IfJ committee members represented the voice of the intermediary at a research seminar last week. The seminar was aimed at discussing some of the issues which the NSPCC are currently looking at in relation to young witnesses in the criminal courts. You will be have seen and hopefully completed Joyce Plotnikoff and Richard Woolfson’s survey about young witnesses which forms part of the research project they are carrying out for the NSPCC. The aim is to revisit the ‘Measuring Up’ paper which was originally published in 2009 and to see how things have changed for children in the criminal courts.Measuring Up Revisited. This involves a review of policies as well as obtaining views across the CJS: the judiciary, lawyers, […]
IfJ’s Chair, Catherine O’Neil has written this Letter of Concern to MoJ on behalf of the IfJ Committee and members, regarding the ‘in house’ training for the current, already interviewed and accepted candidates. Click here to read the letter.
Docks – guilty already? In crown courts and many magistrates’ courts, defendants are expected to sit in a locked and mostly glassed dock throughout the various hearings and trial. Aside from security dock officers and interpreters, Intermediaries are the only court professionals who spend any length of time in a court dock. This side of the work of an Intermediary with defendants can be intimidating; sitting behind a glass screen, beside a person who may well be convicted of serious crimes, with the door locked and the hard seats firmly screwed to the floor.
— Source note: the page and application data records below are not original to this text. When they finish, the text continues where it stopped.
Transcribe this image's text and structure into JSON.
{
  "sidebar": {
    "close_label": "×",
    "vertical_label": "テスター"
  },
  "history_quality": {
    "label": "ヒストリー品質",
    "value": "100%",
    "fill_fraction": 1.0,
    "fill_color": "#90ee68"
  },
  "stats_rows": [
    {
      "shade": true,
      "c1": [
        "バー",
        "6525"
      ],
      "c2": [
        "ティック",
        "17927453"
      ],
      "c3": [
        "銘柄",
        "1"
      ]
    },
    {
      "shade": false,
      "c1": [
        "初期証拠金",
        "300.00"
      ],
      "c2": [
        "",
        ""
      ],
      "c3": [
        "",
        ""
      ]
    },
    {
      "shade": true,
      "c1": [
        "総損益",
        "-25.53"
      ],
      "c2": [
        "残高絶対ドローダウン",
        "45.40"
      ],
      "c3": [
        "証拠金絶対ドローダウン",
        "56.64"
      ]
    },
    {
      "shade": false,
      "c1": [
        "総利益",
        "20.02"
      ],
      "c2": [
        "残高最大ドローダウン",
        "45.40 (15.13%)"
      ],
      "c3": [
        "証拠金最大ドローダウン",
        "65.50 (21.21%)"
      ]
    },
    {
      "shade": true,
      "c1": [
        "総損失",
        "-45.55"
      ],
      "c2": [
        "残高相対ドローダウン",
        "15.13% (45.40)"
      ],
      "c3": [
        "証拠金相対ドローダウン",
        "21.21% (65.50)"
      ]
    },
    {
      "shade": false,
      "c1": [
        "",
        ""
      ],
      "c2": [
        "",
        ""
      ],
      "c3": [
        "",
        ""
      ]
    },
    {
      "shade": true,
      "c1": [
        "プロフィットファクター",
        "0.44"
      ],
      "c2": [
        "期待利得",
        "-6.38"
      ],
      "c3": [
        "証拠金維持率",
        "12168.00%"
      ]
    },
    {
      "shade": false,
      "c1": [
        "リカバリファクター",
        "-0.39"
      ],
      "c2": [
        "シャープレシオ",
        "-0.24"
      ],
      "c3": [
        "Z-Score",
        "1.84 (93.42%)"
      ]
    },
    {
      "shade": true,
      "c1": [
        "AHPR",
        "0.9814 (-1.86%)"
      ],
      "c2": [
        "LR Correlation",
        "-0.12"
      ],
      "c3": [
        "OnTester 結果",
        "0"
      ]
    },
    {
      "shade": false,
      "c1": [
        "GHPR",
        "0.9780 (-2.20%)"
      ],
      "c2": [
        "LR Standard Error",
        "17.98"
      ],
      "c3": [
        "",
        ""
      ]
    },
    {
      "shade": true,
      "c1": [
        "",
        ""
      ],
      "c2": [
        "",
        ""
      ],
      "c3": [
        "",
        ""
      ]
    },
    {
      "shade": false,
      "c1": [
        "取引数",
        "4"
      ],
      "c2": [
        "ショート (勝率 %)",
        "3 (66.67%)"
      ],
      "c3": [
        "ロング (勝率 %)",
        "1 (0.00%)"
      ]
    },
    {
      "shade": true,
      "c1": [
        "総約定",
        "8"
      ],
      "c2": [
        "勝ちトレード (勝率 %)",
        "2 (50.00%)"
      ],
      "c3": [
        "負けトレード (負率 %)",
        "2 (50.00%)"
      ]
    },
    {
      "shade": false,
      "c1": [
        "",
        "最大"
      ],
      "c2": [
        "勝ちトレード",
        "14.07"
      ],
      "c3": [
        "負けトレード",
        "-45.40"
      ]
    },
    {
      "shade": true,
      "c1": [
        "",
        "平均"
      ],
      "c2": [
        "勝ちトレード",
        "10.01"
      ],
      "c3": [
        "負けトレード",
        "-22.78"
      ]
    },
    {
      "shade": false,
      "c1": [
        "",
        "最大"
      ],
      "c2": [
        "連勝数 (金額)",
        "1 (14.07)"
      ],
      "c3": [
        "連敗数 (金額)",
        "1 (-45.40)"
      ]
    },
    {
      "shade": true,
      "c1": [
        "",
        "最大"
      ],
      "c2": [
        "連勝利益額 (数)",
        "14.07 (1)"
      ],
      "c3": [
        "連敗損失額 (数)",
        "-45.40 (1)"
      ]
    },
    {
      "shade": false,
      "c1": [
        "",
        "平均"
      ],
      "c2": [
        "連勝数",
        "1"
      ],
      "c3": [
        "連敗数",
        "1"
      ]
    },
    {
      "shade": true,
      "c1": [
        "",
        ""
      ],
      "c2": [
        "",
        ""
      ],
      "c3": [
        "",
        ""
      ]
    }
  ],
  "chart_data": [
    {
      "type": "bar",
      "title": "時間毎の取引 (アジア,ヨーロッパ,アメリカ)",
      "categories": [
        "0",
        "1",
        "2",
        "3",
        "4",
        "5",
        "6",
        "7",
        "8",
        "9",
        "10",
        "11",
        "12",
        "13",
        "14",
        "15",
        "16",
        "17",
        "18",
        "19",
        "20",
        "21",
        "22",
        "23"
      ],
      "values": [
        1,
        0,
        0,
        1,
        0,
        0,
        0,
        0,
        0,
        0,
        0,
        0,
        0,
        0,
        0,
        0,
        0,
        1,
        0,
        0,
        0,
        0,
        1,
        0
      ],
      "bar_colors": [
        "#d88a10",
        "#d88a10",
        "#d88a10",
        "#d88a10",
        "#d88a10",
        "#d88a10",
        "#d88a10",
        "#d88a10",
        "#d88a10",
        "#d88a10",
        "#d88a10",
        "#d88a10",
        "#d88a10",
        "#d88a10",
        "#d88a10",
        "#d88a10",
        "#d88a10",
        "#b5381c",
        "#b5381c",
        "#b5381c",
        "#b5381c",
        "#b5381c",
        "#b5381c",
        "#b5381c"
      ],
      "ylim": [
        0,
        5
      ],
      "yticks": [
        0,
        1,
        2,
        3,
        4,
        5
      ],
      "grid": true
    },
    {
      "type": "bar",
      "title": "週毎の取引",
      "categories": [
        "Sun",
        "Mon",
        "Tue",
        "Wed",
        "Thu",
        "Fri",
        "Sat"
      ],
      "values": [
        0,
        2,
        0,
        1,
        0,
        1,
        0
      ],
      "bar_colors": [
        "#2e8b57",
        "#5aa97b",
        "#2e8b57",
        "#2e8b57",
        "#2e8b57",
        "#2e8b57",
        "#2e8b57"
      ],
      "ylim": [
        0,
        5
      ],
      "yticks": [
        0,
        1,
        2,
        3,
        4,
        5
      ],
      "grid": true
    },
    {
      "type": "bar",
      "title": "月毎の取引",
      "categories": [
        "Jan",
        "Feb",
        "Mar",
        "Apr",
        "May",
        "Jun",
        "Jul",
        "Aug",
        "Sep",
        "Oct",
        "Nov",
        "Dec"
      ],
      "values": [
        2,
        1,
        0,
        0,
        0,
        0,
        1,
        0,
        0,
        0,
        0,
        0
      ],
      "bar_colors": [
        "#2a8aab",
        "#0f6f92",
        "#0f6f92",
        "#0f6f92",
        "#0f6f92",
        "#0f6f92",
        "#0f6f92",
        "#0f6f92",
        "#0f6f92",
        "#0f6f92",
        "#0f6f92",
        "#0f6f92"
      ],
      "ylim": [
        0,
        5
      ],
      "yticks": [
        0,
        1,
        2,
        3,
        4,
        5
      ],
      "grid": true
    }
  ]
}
These glass docks were introduced as recently as 2000 and there is no statutory requirement or judicial authority for their use in our courts. Defendants are […]